Working data START
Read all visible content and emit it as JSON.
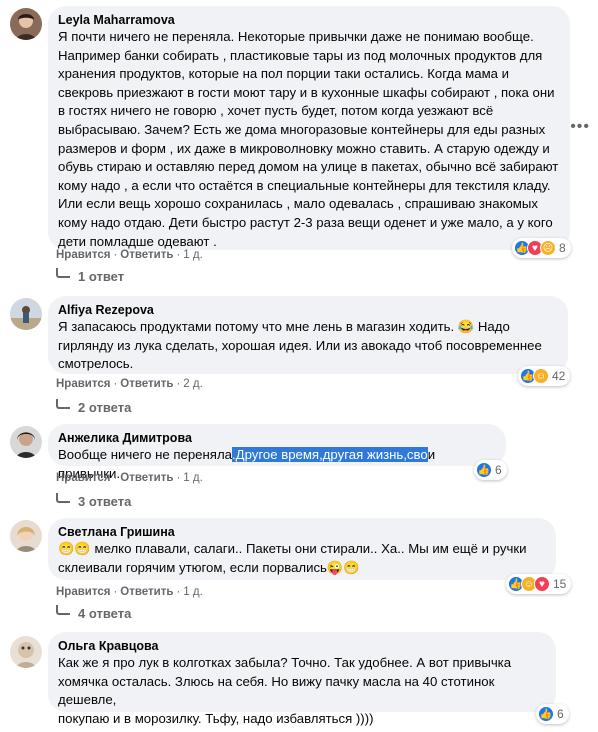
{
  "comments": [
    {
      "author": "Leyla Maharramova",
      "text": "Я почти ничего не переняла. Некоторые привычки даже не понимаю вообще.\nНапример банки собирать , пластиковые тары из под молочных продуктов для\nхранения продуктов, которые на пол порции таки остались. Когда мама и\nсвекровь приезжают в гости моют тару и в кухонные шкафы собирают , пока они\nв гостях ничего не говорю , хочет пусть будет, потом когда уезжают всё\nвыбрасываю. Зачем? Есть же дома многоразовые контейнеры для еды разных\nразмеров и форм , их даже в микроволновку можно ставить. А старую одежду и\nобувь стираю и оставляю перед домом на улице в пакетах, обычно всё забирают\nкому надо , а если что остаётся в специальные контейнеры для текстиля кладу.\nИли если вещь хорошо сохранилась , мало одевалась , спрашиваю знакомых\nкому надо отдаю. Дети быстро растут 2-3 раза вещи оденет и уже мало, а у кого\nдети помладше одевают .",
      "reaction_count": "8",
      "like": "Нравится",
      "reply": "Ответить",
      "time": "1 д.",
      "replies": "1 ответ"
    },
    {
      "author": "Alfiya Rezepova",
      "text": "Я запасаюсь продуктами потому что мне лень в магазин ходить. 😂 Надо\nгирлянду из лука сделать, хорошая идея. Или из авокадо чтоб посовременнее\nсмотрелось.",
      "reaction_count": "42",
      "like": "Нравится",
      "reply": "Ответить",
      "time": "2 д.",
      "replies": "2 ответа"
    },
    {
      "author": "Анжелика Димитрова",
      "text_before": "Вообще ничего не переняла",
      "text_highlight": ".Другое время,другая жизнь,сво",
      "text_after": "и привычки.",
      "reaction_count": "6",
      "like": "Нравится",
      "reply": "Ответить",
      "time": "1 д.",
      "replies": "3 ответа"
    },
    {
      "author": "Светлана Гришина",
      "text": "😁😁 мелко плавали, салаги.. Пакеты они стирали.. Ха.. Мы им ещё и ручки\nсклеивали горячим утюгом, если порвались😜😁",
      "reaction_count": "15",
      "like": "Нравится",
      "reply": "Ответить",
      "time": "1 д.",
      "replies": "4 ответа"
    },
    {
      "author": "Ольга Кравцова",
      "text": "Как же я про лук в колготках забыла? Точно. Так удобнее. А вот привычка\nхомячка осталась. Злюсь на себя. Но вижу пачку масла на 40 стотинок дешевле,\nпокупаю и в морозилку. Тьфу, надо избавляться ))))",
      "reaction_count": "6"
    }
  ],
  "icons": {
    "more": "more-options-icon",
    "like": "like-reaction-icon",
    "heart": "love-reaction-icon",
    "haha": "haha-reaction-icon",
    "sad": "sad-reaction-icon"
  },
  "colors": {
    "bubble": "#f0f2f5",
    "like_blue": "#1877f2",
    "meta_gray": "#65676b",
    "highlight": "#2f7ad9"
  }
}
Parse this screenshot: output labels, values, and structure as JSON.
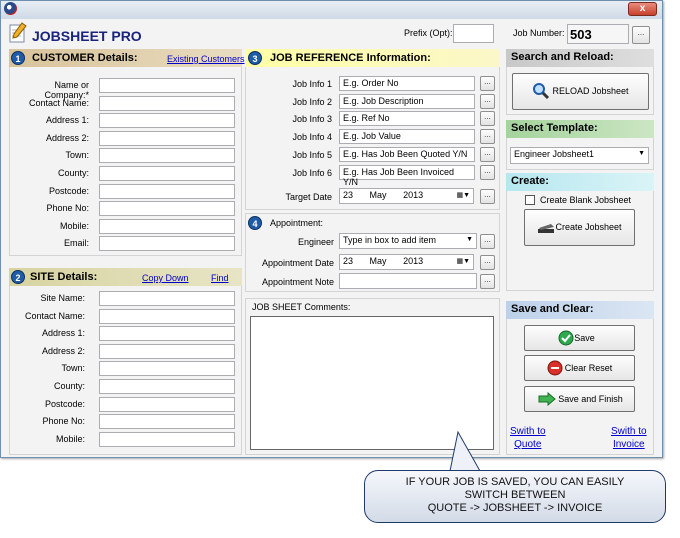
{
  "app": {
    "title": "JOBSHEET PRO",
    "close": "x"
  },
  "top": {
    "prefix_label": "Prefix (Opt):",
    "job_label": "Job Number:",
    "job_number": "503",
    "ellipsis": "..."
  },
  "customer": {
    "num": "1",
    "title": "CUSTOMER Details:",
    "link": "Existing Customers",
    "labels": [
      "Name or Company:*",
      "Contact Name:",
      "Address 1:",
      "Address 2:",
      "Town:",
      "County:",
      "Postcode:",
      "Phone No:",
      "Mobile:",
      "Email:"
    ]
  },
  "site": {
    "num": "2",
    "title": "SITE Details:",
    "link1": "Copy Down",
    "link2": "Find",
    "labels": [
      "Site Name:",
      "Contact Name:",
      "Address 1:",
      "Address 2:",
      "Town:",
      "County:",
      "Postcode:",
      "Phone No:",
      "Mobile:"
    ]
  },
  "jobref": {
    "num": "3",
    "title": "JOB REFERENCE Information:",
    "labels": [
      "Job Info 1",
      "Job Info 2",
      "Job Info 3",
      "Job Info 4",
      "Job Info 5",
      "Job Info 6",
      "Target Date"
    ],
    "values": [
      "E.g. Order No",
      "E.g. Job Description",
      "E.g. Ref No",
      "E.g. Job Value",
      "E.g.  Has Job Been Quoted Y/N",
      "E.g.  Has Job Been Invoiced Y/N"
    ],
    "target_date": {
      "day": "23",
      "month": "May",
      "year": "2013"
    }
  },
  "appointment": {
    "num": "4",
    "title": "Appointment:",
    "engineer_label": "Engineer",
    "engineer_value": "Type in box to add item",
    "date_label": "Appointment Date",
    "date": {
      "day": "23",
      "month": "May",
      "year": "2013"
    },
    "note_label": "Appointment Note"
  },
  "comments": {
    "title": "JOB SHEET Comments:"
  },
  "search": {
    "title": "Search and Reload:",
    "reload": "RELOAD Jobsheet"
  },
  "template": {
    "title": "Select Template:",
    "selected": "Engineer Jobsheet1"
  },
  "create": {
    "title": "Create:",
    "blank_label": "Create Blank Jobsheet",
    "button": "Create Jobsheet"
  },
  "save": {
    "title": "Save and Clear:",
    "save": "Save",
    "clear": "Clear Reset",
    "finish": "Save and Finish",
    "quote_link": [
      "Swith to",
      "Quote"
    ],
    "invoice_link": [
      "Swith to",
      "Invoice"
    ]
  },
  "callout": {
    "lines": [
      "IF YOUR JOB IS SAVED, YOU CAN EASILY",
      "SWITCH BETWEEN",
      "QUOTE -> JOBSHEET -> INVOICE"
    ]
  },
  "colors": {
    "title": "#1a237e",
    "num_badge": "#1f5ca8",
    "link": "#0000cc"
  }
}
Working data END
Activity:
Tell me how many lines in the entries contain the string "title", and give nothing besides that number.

Exercise solution:
11